▶ [WHAT YOU HAVE TO DO] The full set of records must be returned exactly, character for character.

[Entries from a dataset of interfaces]
━━━━━━━━━━━━━━━━━━━━

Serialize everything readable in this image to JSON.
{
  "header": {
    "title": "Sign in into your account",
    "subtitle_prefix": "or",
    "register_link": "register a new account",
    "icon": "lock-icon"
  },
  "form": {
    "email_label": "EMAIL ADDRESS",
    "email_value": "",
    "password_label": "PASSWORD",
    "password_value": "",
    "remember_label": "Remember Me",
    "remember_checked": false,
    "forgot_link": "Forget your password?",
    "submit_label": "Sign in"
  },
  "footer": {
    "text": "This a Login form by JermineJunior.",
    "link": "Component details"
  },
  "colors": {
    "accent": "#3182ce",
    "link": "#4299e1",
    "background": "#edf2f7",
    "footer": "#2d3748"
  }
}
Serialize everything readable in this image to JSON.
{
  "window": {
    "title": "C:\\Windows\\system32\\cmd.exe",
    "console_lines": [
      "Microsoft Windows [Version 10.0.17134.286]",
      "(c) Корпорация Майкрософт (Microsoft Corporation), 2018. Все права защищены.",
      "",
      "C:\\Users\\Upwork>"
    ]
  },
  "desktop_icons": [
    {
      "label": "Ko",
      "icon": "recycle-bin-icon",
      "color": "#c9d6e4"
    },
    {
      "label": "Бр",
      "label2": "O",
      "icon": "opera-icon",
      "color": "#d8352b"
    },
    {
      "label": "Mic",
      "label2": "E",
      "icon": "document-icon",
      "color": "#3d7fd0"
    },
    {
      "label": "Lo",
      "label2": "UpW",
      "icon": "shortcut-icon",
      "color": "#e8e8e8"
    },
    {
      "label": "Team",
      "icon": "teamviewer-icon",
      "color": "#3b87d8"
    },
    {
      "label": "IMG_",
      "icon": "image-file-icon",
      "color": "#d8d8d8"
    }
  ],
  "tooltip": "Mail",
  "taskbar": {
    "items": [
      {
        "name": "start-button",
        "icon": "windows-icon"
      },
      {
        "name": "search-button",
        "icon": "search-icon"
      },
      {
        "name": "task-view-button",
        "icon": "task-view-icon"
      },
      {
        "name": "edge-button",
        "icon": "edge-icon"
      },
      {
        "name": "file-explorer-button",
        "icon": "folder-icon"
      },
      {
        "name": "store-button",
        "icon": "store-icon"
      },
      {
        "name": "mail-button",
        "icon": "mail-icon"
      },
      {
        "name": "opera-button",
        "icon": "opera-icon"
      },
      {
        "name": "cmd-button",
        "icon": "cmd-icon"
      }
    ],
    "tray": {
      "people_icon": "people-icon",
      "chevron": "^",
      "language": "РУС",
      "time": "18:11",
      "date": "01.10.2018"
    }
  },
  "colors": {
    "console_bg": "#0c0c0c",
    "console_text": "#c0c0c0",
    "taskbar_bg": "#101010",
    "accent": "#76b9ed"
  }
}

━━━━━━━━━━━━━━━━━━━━

▶ [PROBLEM SOLUTION]
Serialize everything readable in this image to JSON.
{
  "header": {
    "title": "Sign in into your account",
    "subtitle_prefix": "or",
    "register_link": "register a new account",
    "icon": "lock-icon"
  },
  "form": {
    "email_label": "EMAIL ADDRESS",
    "email_value": "",
    "password_label": "PASSWORD",
    "password_value": "",
    "remember_label": "Remember Me",
    "remember_checked": false,
    "forgot_link": "Forget your password?",
    "submit_label": "Sign in"
  },
  "footer": {
    "text": "This a Login form by JermineJunior.",
    "link": "Component details"
  },
  "colors": {
    "accent": "#3182ce",
    "link": "#4299e1",
    "background": "#edf2f7",
    "footer": "#2d3748"
  }
}
Serialize everything readable in this image to JSON.
{
  "window": {
    "title": "C:\\Windows\\system32\\cmd.exe",
    "console_lines": [
      "Microsoft Windows [Version 10.0.17134.286]",
      "(c) Корпорация Майкрософт (Microsoft Corporation), 2018. Все права защищены.",
      "",
      "C:\\Users\\Upwork>"
    ]
  },
  "desktop_icons": [
    {
      "label": "Ko",
      "icon": "recycle-bin-icon",
      "color": "#c9d6e4"
    },
    {
      "label": "Бр",
      "label2": "O",
      "icon": "opera-icon",
      "color": "#d8352b"
    },
    {
      "label": "Mic",
      "label2": "E",
      "icon": "document-icon",
      "color": "#3d7fd0"
    },
    {
      "label": "Lo",
      "label2": "UpW",
      "icon": "shortcut-icon",
      "color": "#e8e8e8"
    },
    {
      "label": "Team",
      "icon": "teamviewer-icon",
      "color": "#3b87d8"
    },
    {
      "label": "IMG_",
      "icon": "image-file-icon",
      "color": "#d8d8d8"
    }
  ],
  "tooltip": "Mail",
  "taskbar": {
    "items": [
      {
        "name": "start-button",
        "icon": "windows-icon"
      },
      {
        "name": "search-button",
        "icon": "search-icon"
      },
      {
        "name": "task-view-button",
        "icon": "task-view-icon"
      },
      {
        "name": "edge-button",
        "icon": "edge-icon"
      },
      {
        "name": "file-explorer-button",
        "icon": "folder-icon"
      },
      {
        "name": "store-button",
        "icon": "store-icon"
      },
      {
        "name": "mail-button",
        "icon": "mail-icon"
      },
      {
        "name": "opera-button",
        "icon": "opera-icon"
      },
      {
        "name": "cmd-button",
        "icon": "cmd-icon"
      }
    ],
    "tray": {
      "people_icon": "people-icon",
      "chevron": "^",
      "language": "РУС",
      "time": "18:11",
      "date": "01.10.2018"
    }
  },
  "colors": {
    "console_bg": "#0c0c0c",
    "console_text": "#c0c0c0",
    "taskbar_bg": "#101010",
    "accent": "#76b9ed"
  }
}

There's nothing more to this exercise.